Consider the beautyful Internet meme: “We reject kings, presidents and voting. We believe in rough consensus and running code” (it started at www.ietf.org/proceedings/24.pdf, p. 543). That pretty much captures the spirit of the professional networks that are increasingly shaping the technologies humankind lives with. These networks are an important example of what sociologists call the functional differentiation of society – as distinct from the segmentation practiced by our ancestors in the couple of hundred thousand years before they settled down, but also from the hierarchical differentiation that became paramount in the territorially based ways of life that shaped the past couple of millennia. Some background on this is provided in a pretty influential paper on Social Differentiation.
One reason functional networks are important in today’s world is that they provide people with identities that generate bonds crossing the boundaries set by national identities. Amartya Sen has argued that this kind of multiple identities is what we need to reduce the risks of violence in a globalized world.

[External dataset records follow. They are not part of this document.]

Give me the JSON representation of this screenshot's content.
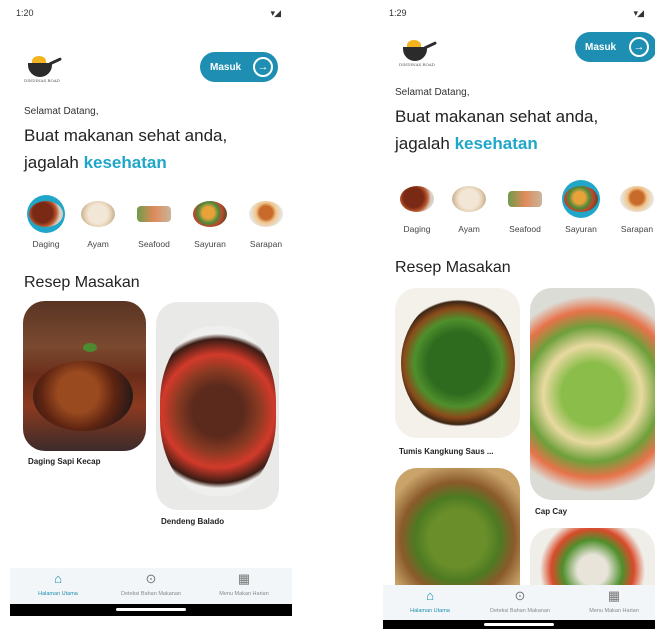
{
  "colors": {
    "accent": "#1fa6c9",
    "button": "#1e8fb3",
    "nav_bg": "#f2f6f9"
  },
  "left": {
    "status_time": "1:20",
    "logo_text": "DINDINAS ROAD",
    "masuk_label": "Masuk",
    "greeting": "Selamat Datang,",
    "headline_1": "Buat makanan sehat anda,",
    "headline_2_prefix": "jagalah ",
    "headline_2_accent": "kesehatan",
    "categories": [
      {
        "label": "Daging",
        "selected": true
      },
      {
        "label": "Ayam",
        "selected": false
      },
      {
        "label": "Seafood",
        "selected": false
      },
      {
        "label": "Sayuran",
        "selected": false
      },
      {
        "label": "Sarapan",
        "selected": false
      }
    ],
    "section_title": "Resep Masakan",
    "recipes": [
      "Daging Sapi Kecap",
      "Dendeng Balado"
    ],
    "nav": [
      {
        "label": "Halaman Utama",
        "icon": "home-icon",
        "active": true
      },
      {
        "label": "Deteksi Bahan Makanan",
        "icon": "scan-icon",
        "active": false
      },
      {
        "label": "Menu Makan Harian",
        "icon": "calendar-icon",
        "active": false
      }
    ]
  },
  "right": {
    "status_time": "1:29",
    "logo_text": "DINDINAS ROAD",
    "masuk_label": "Masuk",
    "greeting": "Selamat Datang,",
    "headline_1": "Buat makanan sehat anda,",
    "headline_2_prefix": "jagalah ",
    "headline_2_accent": "kesehatan",
    "categories": [
      {
        "label": "Daging",
        "selected": false
      },
      {
        "label": "Ayam",
        "selected": false
      },
      {
        "label": "Seafood",
        "selected": false
      },
      {
        "label": "Sayuran",
        "selected": true
      },
      {
        "label": "Sarapan",
        "selected": false
      }
    ],
    "section_title": "Resep Masakan",
    "recipes": [
      "Tumis Kangkung Saus ...",
      "Cap Cay"
    ],
    "nav": [
      {
        "label": "Halaman Utama",
        "icon": "home-icon",
        "active": true
      },
      {
        "label": "Deteksi Bahan Makanan",
        "icon": "scan-icon",
        "active": false
      },
      {
        "label": "Menu Makan Harian",
        "icon": "calendar-icon",
        "active": false
      }
    ]
  }
}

We better think hard about these risks as they may well become, in Churchill’s words, “A Gathering Storm“.
A key topic to consider when looking at the relation between global functional networks like the world of computer scientists, programmers, etc. and the territorial structures of nation states is the dynamics of global urbanization. Cities are places where a multitude of functional networks intersect. Sander has already begun to spell out how the GSS research program might look at worldwide urbanization (see his post “Towards a Global Systems Science of Urbanization”). To get a sense of how this fits with the broader scope of GSS as a whole, see his “Lessons from the Distant Past”. And when thinking about a GSS research program, we can build on the agenda for scientific research that Young et al. have designed with regards to “The Globalization of Socio-Ecological Systems”.
A key practical challenge with regards to that globalization is how to develop a reasonable “Governance of Finance”. How daunting this challenge might be becomes clear when looking at the “Global Network of Corporate Control”. As the global financial crisis of 2007 has shown, the state of the art in economics is hardly sufficient to deal with these networks. The fusion of algorithmic ideas and game theory advocated in the first paper on our list, therefore, is best seen not as refining existing ideas here and there, but as the kind of intellectual adventure that opens truly new horizons. “Shaking an Invisible Hand” offers an entry to that journey.
The first open global systems science conference last November in Brussels made it quite clear that we have key elements for a research program for global systems science in our hands.
Since then, a whole range of conversations around this topic has developed, in workshops, informal exchanges and on-going research. Some of us have been busy developing proposals for research projects in a GSS perspective, and more will do so in the years to come. Now it’s time to develop an orientation paper that begins to delineate our research program, a paper that shall help orienting both the activities of researchers and those of funding agencies. Here you find a seed, aka version 01, for this orientation paper, as pdf and rtf.
Input for version 02 is warmly welcome!